◆ **PROBLEM**
Work through the data line by line, gathering every line that has the word "rest".

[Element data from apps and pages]
———

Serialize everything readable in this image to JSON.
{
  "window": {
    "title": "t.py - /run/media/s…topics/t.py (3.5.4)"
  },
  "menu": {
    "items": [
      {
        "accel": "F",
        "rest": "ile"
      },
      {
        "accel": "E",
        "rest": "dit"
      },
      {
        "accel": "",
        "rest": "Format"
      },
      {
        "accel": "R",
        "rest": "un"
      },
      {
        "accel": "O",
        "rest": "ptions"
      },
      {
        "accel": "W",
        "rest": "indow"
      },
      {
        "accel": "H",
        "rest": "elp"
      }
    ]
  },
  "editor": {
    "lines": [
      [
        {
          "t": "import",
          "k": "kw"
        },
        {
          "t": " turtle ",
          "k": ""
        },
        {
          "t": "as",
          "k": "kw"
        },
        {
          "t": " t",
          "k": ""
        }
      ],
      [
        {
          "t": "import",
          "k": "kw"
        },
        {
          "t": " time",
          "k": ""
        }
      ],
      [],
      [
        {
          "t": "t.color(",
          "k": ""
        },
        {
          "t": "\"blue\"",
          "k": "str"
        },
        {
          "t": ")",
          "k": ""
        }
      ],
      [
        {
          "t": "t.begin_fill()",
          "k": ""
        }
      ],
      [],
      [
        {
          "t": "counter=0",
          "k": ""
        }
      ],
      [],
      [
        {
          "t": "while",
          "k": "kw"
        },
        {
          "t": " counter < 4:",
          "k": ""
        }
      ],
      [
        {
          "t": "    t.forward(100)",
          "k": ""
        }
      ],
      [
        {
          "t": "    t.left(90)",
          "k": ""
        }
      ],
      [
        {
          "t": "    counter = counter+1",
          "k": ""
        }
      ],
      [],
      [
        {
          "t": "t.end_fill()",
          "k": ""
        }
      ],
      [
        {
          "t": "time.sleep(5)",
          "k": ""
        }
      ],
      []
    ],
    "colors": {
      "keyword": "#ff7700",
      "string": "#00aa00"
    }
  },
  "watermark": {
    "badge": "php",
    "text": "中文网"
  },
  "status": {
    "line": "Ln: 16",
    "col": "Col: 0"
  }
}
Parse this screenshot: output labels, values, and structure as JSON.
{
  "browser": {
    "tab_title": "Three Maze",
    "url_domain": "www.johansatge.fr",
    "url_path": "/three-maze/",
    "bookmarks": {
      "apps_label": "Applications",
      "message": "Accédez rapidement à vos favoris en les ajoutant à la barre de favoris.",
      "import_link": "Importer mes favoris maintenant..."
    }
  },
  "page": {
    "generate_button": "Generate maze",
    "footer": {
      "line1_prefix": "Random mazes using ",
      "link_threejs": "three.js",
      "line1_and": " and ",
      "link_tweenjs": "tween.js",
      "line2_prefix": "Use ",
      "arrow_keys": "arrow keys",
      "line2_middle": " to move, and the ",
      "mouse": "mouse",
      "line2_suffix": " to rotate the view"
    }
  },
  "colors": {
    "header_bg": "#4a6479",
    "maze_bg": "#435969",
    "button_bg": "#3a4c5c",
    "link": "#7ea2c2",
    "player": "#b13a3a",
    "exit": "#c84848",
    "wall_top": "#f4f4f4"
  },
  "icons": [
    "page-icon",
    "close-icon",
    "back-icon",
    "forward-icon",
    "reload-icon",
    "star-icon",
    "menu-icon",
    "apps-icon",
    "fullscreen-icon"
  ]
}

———

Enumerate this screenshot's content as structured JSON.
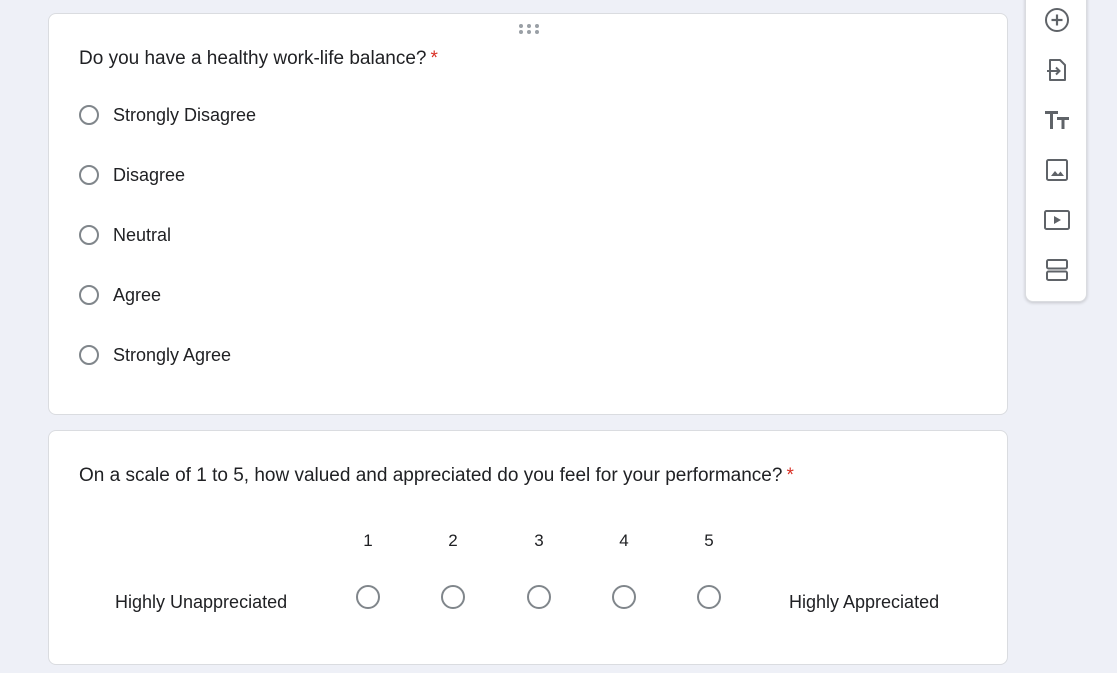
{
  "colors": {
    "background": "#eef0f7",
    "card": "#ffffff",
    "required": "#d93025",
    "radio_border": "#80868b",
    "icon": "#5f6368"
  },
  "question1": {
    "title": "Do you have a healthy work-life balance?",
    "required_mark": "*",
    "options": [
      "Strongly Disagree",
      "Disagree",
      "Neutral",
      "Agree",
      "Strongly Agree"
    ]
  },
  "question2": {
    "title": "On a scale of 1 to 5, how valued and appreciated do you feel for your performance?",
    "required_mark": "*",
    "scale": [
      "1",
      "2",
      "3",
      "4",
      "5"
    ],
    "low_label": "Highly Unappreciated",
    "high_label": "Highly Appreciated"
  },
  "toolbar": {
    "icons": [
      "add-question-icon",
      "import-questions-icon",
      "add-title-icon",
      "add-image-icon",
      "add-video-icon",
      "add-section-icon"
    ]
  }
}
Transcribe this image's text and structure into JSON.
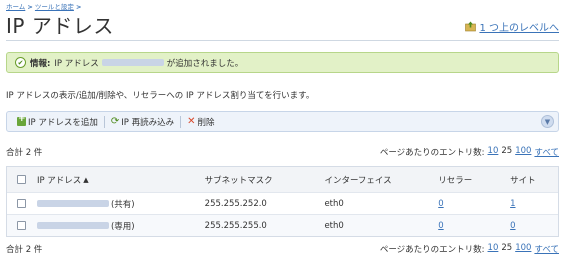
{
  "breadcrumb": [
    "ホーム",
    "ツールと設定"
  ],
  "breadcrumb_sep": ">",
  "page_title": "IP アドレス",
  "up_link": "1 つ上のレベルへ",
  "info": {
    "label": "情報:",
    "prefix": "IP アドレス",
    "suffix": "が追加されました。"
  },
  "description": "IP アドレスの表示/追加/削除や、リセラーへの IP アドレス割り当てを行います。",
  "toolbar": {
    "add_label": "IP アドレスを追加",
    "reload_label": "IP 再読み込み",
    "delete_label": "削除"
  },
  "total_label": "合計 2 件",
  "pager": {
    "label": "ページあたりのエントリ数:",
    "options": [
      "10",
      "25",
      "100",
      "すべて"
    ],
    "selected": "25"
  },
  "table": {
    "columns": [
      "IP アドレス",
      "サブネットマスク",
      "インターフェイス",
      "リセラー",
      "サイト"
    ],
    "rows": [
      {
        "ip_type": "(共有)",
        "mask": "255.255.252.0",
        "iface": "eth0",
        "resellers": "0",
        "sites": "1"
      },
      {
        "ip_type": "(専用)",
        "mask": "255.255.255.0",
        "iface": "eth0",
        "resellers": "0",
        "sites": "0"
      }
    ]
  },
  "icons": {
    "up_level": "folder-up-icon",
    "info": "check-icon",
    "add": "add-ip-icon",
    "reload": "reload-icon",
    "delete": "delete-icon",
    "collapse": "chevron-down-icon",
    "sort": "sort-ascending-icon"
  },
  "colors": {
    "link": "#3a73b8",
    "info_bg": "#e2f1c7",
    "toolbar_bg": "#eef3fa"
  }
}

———

◆ **TASK ANSWER**
        "rest": "ile"
        "rest": "dit"
        "rest": "Format"
        "rest": "un"
        "rest": "ptions"
        "rest": "indow"
        "rest": "elp"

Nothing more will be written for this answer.